She ran from her true calling until reality, necessity and the influences of her childhood caught up with her and threw her headlong into a burgeoning bag business.
Maria Burnette-Rochford grew up in La Lune, Moruga, where she was surrounded by nature and sewing. In fact, in her village, her relatives were known for their expertise on a sewing machine and many expected her to follow in their footsteps.
"I would hide, and one day I remember my aunt warning me that I would one day regret not having learnt to sew. She told me when I had my first child, particularly a girl, then I would regret it the most. She was most certainly right," the 58-year-old mother of four told WMN.
Burnette-Rochford said she flourished under the guidance of her paternal family in deep south, where entire villages met on the beach on Sundays, and only grew to know her mother from age 15.
"We lived off the land, we had almost every fruit, provision, tree, vegetable, medicinal bush, you could image. Our Sundays were spent on the beaches and I loved living in a learning environment," she said.
Now living in Sangre Grande, Burnette-Rochford said her aunt's words were prophetic: not learning to sew when she had the opportunity meant she couldn't clothe her daughters in the way she wanted. It wasn't until she was 35 and had already had her four children she learned the skill through pure necessity and a desire to see them dressed in the finest at a reasonable price.
Armed with scissors, needle and thread, and clothing from her children that had seen better days, Burnette-Rochford began a project which would eventually lead to a business venture.
She told WMN, "I would lay an old dress or blouse of my girls' on the ground and resting the (fabric) on it I would cut out the same pattern." Once she got the hang of it, her children wore clothing she had sewn.
Over the next 20 years, Burnette-Rochford, as if making up for lost time, dedicated herself to sewing and now holds certificates in drapery, tailoring, soft furnishings and pattern designing.

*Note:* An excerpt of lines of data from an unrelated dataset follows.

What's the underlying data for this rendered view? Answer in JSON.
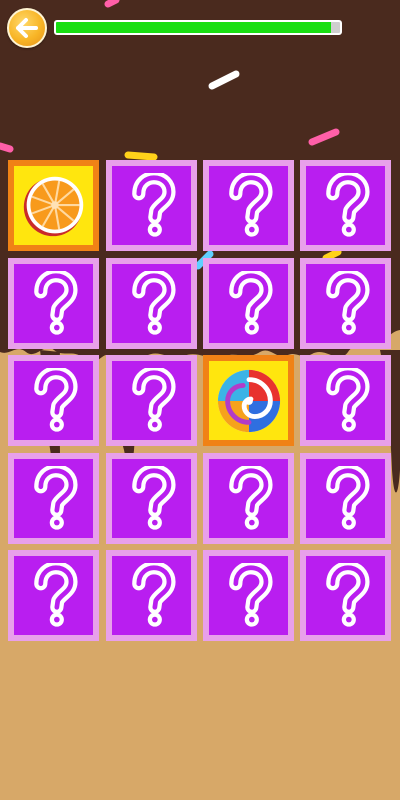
{
  "header": {
    "back_icon": "back-arrow-icon",
    "progress": 0.97,
    "progress_color": "#19df12"
  },
  "board": {
    "rows": 5,
    "cols": 4,
    "hidden_icon": "question-mark-icon",
    "colors": {
      "hidden_border": "#e8a0ea",
      "hidden_face": "#b91ef0",
      "revealed_border": "#f08216",
      "revealed_face": "#ffe60e"
    },
    "cards": [
      {
        "state": "revealed",
        "icon": "orange-slice-icon"
      },
      {
        "state": "hidden",
        "icon": "question-mark-icon"
      },
      {
        "state": "hidden",
        "icon": "question-mark-icon"
      },
      {
        "state": "hidden",
        "icon": "question-mark-icon"
      },
      {
        "state": "hidden",
        "icon": "question-mark-icon"
      },
      {
        "state": "hidden",
        "icon": "question-mark-icon"
      },
      {
        "state": "hidden",
        "icon": "question-mark-icon"
      },
      {
        "state": "hidden",
        "icon": "question-mark-icon"
      },
      {
        "state": "hidden",
        "icon": "question-mark-icon"
      },
      {
        "state": "hidden",
        "icon": "question-mark-icon"
      },
      {
        "state": "revealed",
        "icon": "swirl-lollipop-icon"
      },
      {
        "state": "hidden",
        "icon": "question-mark-icon"
      },
      {
        "state": "hidden",
        "icon": "question-mark-icon"
      },
      {
        "state": "hidden",
        "icon": "question-mark-icon"
      },
      {
        "state": "hidden",
        "icon": "question-mark-icon"
      },
      {
        "state": "hidden",
        "icon": "question-mark-icon"
      },
      {
        "state": "hidden",
        "icon": "question-mark-icon"
      },
      {
        "state": "hidden",
        "icon": "question-mark-icon"
      },
      {
        "state": "hidden",
        "icon": "question-mark-icon"
      },
      {
        "state": "hidden",
        "icon": "question-mark-icon"
      }
    ]
  },
  "background": {
    "chocolate_color": "#4a2a1e",
    "biscuit_color": "#d7a868",
    "sprinkle_colors": [
      "#ffffff",
      "#ff5fa8",
      "#ffd21a",
      "#5fd0ff"
    ]
  }
}
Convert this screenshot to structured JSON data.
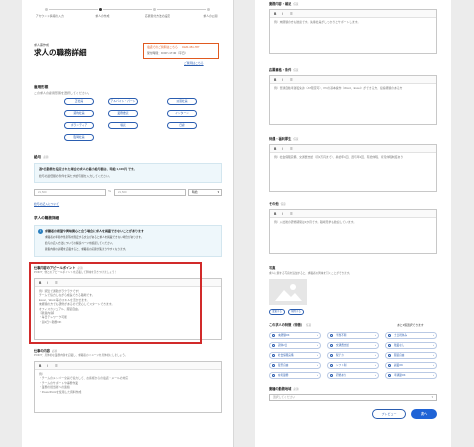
{
  "stepper": {
    "steps": [
      "アカウント情報の入力",
      "求人の作成",
      "応募受付方法の設定",
      "求人の公開"
    ],
    "current": 2
  },
  "header": {
    "subtitle": "求人票作成",
    "title": "求人の職務詳細",
    "help_line1": "電話でのご質問はこちら",
    "help_phone": "0120-451-787",
    "help_hours": "受付時間：9:00〜17:30（平日）",
    "faq_link": "ご質問はこちら"
  },
  "employment": {
    "label": "雇用形態",
    "hint": "この求人の雇用形態を選択してください。",
    "options": [
      "正社員",
      "アルバイト・パート",
      "派遣社員",
      "契約社員",
      "業務委託",
      "インターン",
      "ボランティア",
      "嘱託",
      "日雇",
      "臨時社員"
    ]
  },
  "salary": {
    "label": "給与",
    "required": "必須",
    "notice": "週5日勤務を指定された場合の求人の最小給与額は、時給 1,100円 です。",
    "notice2": "給与の最低額の条件を満たす給与額を入力してください。",
    "min_placeholder": "¥1,500",
    "max_placeholder": "¥1,500",
    "unit": "時給",
    "link": "給与の記入について"
  },
  "details_section": {
    "label": "求人の職務詳細",
    "info_title": "求職者の希望や興味関心と合う場合に求人を掲載できないことがあります",
    "info_lines": [
      "求職者の年齢や性別等を限定する文言があると求人を掲載できない場合があります。",
      "給与の記入方法についての解説ページを確認してください。",
      "募集内容の詳細を記載すると、求職者の応募が集まりやすくなります。"
    ]
  },
  "appeal": {
    "label": "仕事内容のアピールポイント",
    "required": "必須",
    "hint": "POINT：他とのアピールポイントを記載して興味を引きつけましょう！",
    "placeholder_lines": [
      "例）駅近で通勤がラクラクです！",
      "チームで協力しながら成長できる職場です。",
      "Excel、Word 等のスキルを活かせます。",
      "未経験の方でも研修があるので安心してスタートできます。",
      "オフィスカジュアル、服装自由。",
      "【募集内容】",
      "・毎日テレワーク可能",
      "・週2日〜勤務OK"
    ]
  },
  "job_content": {
    "label": "仕事の内容",
    "required": "必須",
    "hint": "POINT：具体的な業務内容を記載し、求職者のイメージを具体的にしましょう。",
    "placeholder_lines": [
      "例）",
      "・チームのメンバー全員で協力して、お客様からの電話・メールの対応",
      "・チームのサポートや事務作業",
      "・業務の担当者への連絡",
      "・PowerPointを使用した資料作成"
    ]
  },
  "right": {
    "appeal_points": {
      "label": "業務内容・補足",
      "required": "任意",
      "placeholder": "例）未経験の方も歓迎です。先輩社員がしっかりとサポートします。"
    },
    "skills": {
      "label": "応募資格・条件",
      "required": "任意",
      "placeholder": "例）普通自動車運転免許（AT限定可）、PCの基本操作（Word、Excel）ができる方、接客経験のある方"
    },
    "welfare": {
      "label": "待遇・福利厚生",
      "required": "任意",
      "placeholder": "例）社会保険完備、交通費支給（月3万円まで）、昇給年1回、賞与年2回、有給休暇、育児休暇制度あり"
    },
    "other": {
      "label": "その他",
      "required": "任意",
      "placeholder": "例）入社後の研修期間は3か月です。職場見学も歓迎しています。"
    },
    "photo": {
      "label": "写真",
      "hint": "求人に関する写真を追加すると、求職者の興味を引くことができます。",
      "btn_change": "変更する",
      "btn_delete": "削除する"
    },
    "features": {
      "label": "この求人の特徴（特徴）",
      "required": "任意",
      "counter": "あと3個選択できます",
      "items": [
        "未経験OK",
        "学歴不問",
        "土日祝休み",
        "週休2日",
        "交通費支給",
        "残業なし",
        "社会保険完備",
        "駅チカ",
        "服装自由",
        "髪型自由",
        "シフト制",
        "副業OK",
        "在宅勤務",
        "研修あり",
        "車通勤OK"
      ]
    },
    "industry": {
      "label": "業種の勤務地域",
      "required": "必須",
      "placeholder": "選択してください"
    },
    "preview_button": "プレビュー",
    "next_button": "次へ"
  }
}
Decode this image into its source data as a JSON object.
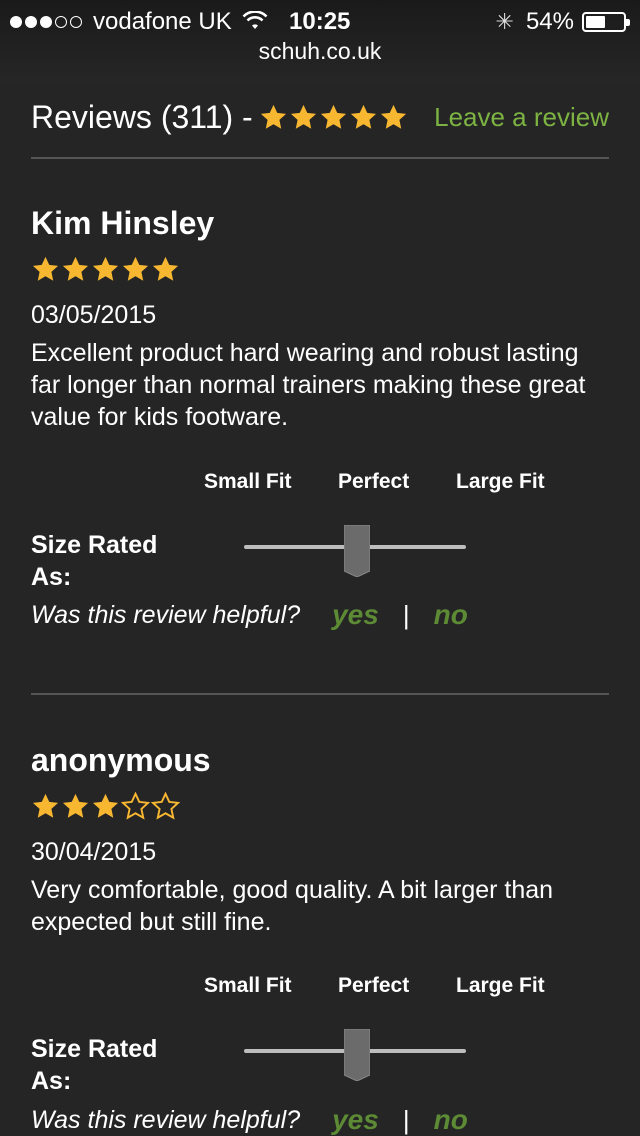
{
  "status_bar": {
    "carrier": "vodafone UK",
    "time": "10:25",
    "battery": "54%",
    "battery_level": 0.54,
    "signal_bars_full": 3,
    "signal_bars_total": 5
  },
  "url": "schuh.co.uk",
  "reviews_header": {
    "title": "Reviews (311) -",
    "rating": 5,
    "leave_review": "Leave a review"
  },
  "fit_scale": {
    "small": "Small Fit",
    "perfect": "Perfect",
    "large": "Large Fit"
  },
  "size_rated_label": "Size Rated As:",
  "helpful": {
    "question": "Was this review helpful?",
    "yes": "yes",
    "separator": "|",
    "no": "no"
  },
  "reviews": [
    {
      "name": "Kim Hinsley",
      "rating": 5,
      "date": "03/05/2015",
      "text": "Excellent product hard wearing and robust lasting far longer than normal trainers making these great value for kids footware.",
      "fit": 0.5
    },
    {
      "name": "anonymous",
      "rating": 3,
      "date": "30/04/2015",
      "text": "Very comfortable, good quality. A bit larger than expected but still fine.",
      "fit": 0.5
    }
  ],
  "colors": {
    "background": "#252525",
    "star": "#f7b731",
    "accent_green": "#7cb342",
    "helpful_green": "#5d8a35",
    "divider": "#555555"
  },
  "icons": {
    "wifi": "wifi-icon",
    "activity": "activity-spinner-icon",
    "battery": "battery-icon",
    "star": "star-icon",
    "slider": "slider-thumb-icon"
  }
}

However, it took a health scare to set the business wheels in motion. Burnette-Rochford worked as a certified nurses assistant and care-giver. After years of caring for others, she tore her rotator cuff (shoulder) while lifting a patient. But worse was yet to come. "I had a heart attack, not too long after, and my kids said, 'that's it mammy, you done work'. They said we will take care of you for the next three months, and they did. My doctors said 'change your diet' and I did."
As part of the diet change, she researched healthier foods and drinks and an idea to create her own brand of health drinks took root. But she quickly found that juicing equipment cost "a pretty penny."
She turned to sewing,, but only as a means to fund her juice business. Or so she thought.
Just as she had taught herself to sew her daughters' first dresses out of necessity, so too did she sew her first bag. She brought an old, threadbare handbag back to life. And so began her new business.
Wanting her items to stand out, she makes her bags reversible. She said her customers don't just get bags in sets of threes and fours, they get bags that can be worn on either side.
Burnette-Rochford said she was truly surprised with the general response to her bags.
Before launching her business for others, she said her daughters were her models and she would give away two bags each month. The aim was that word of mouth advertising would bring new customers. Her marketing strategy worked, along with the photos she posted on social media.
Calls and orders poured in, so much so, that she is in the process of registering her company, finalising the name of her brand and finding markets across the country. Customers often give their input, as far as colour and sometimes even features.
"They have to wear this. It's their accessory, so what they want, I work on giving them. I do have some features that other totes don't, at least I have checked in some stores and that's why I think of and labelled my product, The Unique Tote Bag."
And while she isn't sold yet on the name and shape of her business, she is making her success, one stitch at a time.